**PROVIDED INFORMATION**.
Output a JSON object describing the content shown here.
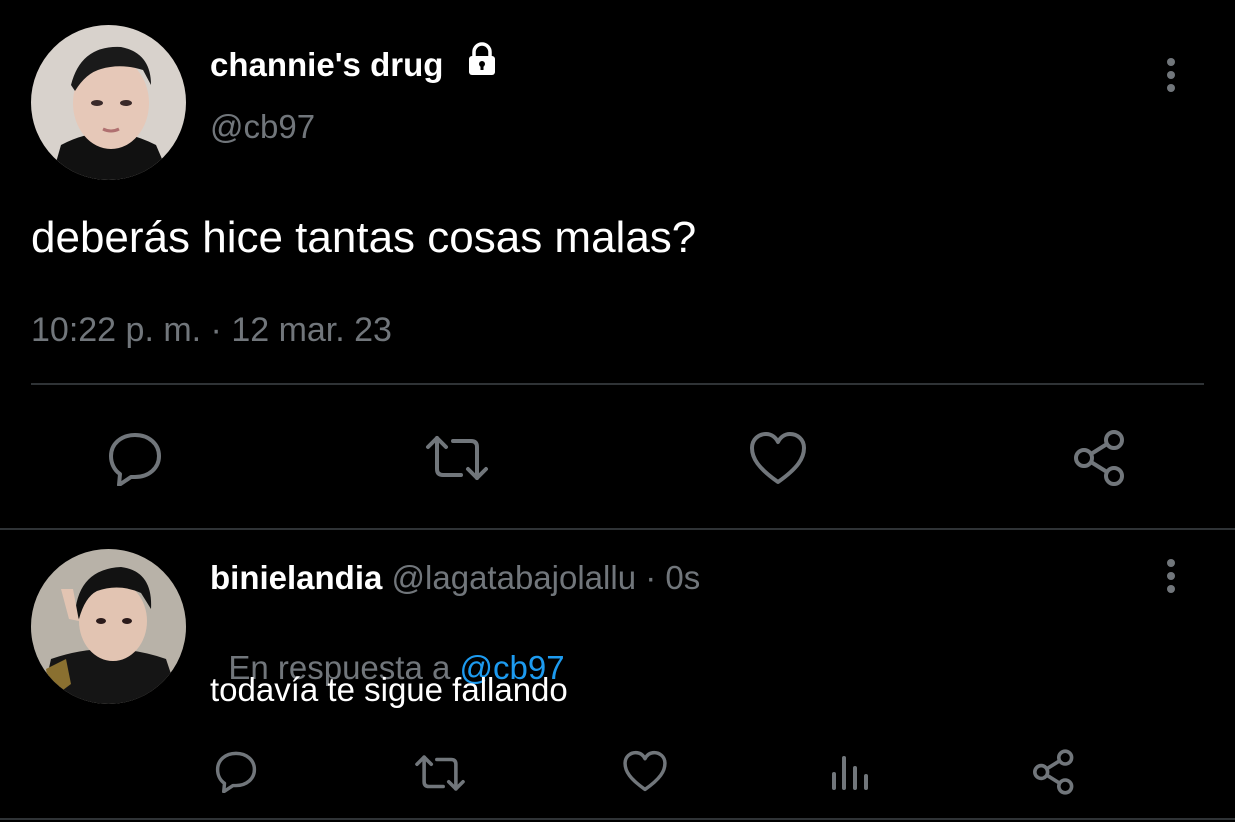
{
  "main_tweet": {
    "display_name": "channie's drug",
    "handle": "@cb97",
    "text": "deberás hice tantas cosas malas?",
    "timestamp": "10:22 p. m. · 12 mar. 23",
    "protected_icon": "lock-icon"
  },
  "reply": {
    "display_name": "binielandia",
    "handle": "@lagatabajolallu",
    "separator": " · ",
    "time_ago": "0s",
    "replying_prefix": "En respuesta a ",
    "replying_to": "@cb97",
    "text": "todavía te sigue fallando"
  },
  "icons": {
    "more": "more-vertical-icon",
    "reply": "reply-icon",
    "retweet": "retweet-icon",
    "like": "like-icon",
    "views": "views-icon",
    "share": "share-icon"
  },
  "colors": {
    "background": "#000000",
    "text": "#e7e9ea",
    "secondary": "#71767b",
    "link": "#1d9bf0",
    "divider": "#2f3336"
  }
}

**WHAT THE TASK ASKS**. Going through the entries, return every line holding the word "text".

**RESPONSE BOX**.
    "text": "deberás hice tantas cosas malas?",
    "text": "todavía te sigue fallando"
    "text": "#e7e9ea",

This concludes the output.